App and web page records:
-=-=-
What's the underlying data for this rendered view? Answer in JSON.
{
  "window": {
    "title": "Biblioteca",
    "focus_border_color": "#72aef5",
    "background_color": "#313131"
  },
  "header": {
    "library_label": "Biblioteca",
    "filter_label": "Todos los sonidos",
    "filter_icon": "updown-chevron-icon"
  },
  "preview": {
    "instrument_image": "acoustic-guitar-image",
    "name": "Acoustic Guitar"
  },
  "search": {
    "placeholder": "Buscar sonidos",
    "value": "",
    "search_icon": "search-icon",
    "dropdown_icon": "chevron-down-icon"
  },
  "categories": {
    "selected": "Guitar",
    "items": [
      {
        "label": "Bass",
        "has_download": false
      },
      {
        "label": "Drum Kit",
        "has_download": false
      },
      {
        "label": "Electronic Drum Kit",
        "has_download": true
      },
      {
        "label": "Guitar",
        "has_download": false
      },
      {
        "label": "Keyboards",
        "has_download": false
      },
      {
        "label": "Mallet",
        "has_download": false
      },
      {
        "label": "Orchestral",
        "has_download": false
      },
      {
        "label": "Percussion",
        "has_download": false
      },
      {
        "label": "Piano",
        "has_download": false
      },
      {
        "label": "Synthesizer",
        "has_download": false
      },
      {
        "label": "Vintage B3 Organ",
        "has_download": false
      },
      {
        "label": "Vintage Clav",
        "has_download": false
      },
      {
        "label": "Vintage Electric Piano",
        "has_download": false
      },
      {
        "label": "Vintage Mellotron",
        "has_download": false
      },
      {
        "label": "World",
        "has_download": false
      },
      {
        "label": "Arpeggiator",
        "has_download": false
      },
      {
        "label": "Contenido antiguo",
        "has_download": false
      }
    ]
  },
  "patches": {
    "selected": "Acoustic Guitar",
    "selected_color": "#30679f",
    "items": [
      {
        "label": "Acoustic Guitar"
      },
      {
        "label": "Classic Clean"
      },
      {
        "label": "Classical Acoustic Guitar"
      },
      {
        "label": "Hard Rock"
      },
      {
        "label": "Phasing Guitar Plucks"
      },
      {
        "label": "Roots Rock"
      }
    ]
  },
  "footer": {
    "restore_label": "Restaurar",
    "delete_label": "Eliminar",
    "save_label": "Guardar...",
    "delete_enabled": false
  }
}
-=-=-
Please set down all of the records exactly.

What's the underlying data for this rendered view? Answer in JSON.
{
  "window": {
    "title": "Biblioteca",
    "focus_border_color": "#72aef5",
    "background_color": "#313131"
  },
  "header": {
    "library_label": "Biblioteca",
    "filter_label": "Todos los sonidos",
    "filter_icon": "updown-chevron-icon"
  },
  "preview": {
    "instrument_image": "acoustic-guitar-image",
    "name": "Acoustic Guitar"
  },
  "search": {
    "placeholder": "Buscar sonidos",
    "value": "",
    "search_icon": "search-icon",
    "dropdown_icon": "chevron-down-icon"
  },
  "categories": {
    "selected": "Guitar",
    "items": [
      {
        "label": "Bass",
        "has_download": false
      },
      {
        "label": "Drum Kit",
        "has_download": false
      },
      {
        "label": "Electronic Drum Kit",
        "has_download": true
      },
      {
        "label": "Guitar",
        "has_download": false
      },
      {
        "label": "Keyboards",
        "has_download": false
      },
      {
        "label": "Mallet",
        "has_download": false
      },
      {
        "label": "Orchestral",
        "has_download": false
      },
      {
        "label": "Percussion",
        "has_download": false
      },
      {
        "label": "Piano",
        "has_download": false
      },
      {
        "label": "Synthesizer",
        "has_download": false
      },
      {
        "label": "Vintage B3 Organ",
        "has_download": false
      },
      {
        "label": "Vintage Clav",
        "has_download": false
      },
      {
        "label": "Vintage Electric Piano",
        "has_download": false
      },
      {
        "label": "Vintage Mellotron",
        "has_download": false
      },
      {
        "label": "World",
        "has_download": false
      },
      {
        "label": "Arpeggiator",
        "has_download": false
      },
      {
        "label": "Contenido antiguo",
        "has_download": false
      }
    ]
  },
  "patches": {
    "selected": "Acoustic Guitar",
    "selected_color": "#30679f",
    "items": [
      {
        "label": "Acoustic Guitar"
      },
      {
        "label": "Classic Clean"
      },
      {
        "label": "Classical Acoustic Guitar"
      },
      {
        "label": "Hard Rock"
      },
      {
        "label": "Phasing Guitar Plucks"
      },
      {
        "label": "Roots Rock"
      }
    ]
  },
  "footer": {
    "restore_label": "Restaurar",
    "delete_label": "Eliminar",
    "save_label": "Guardar...",
    "delete_enabled": false
  }
}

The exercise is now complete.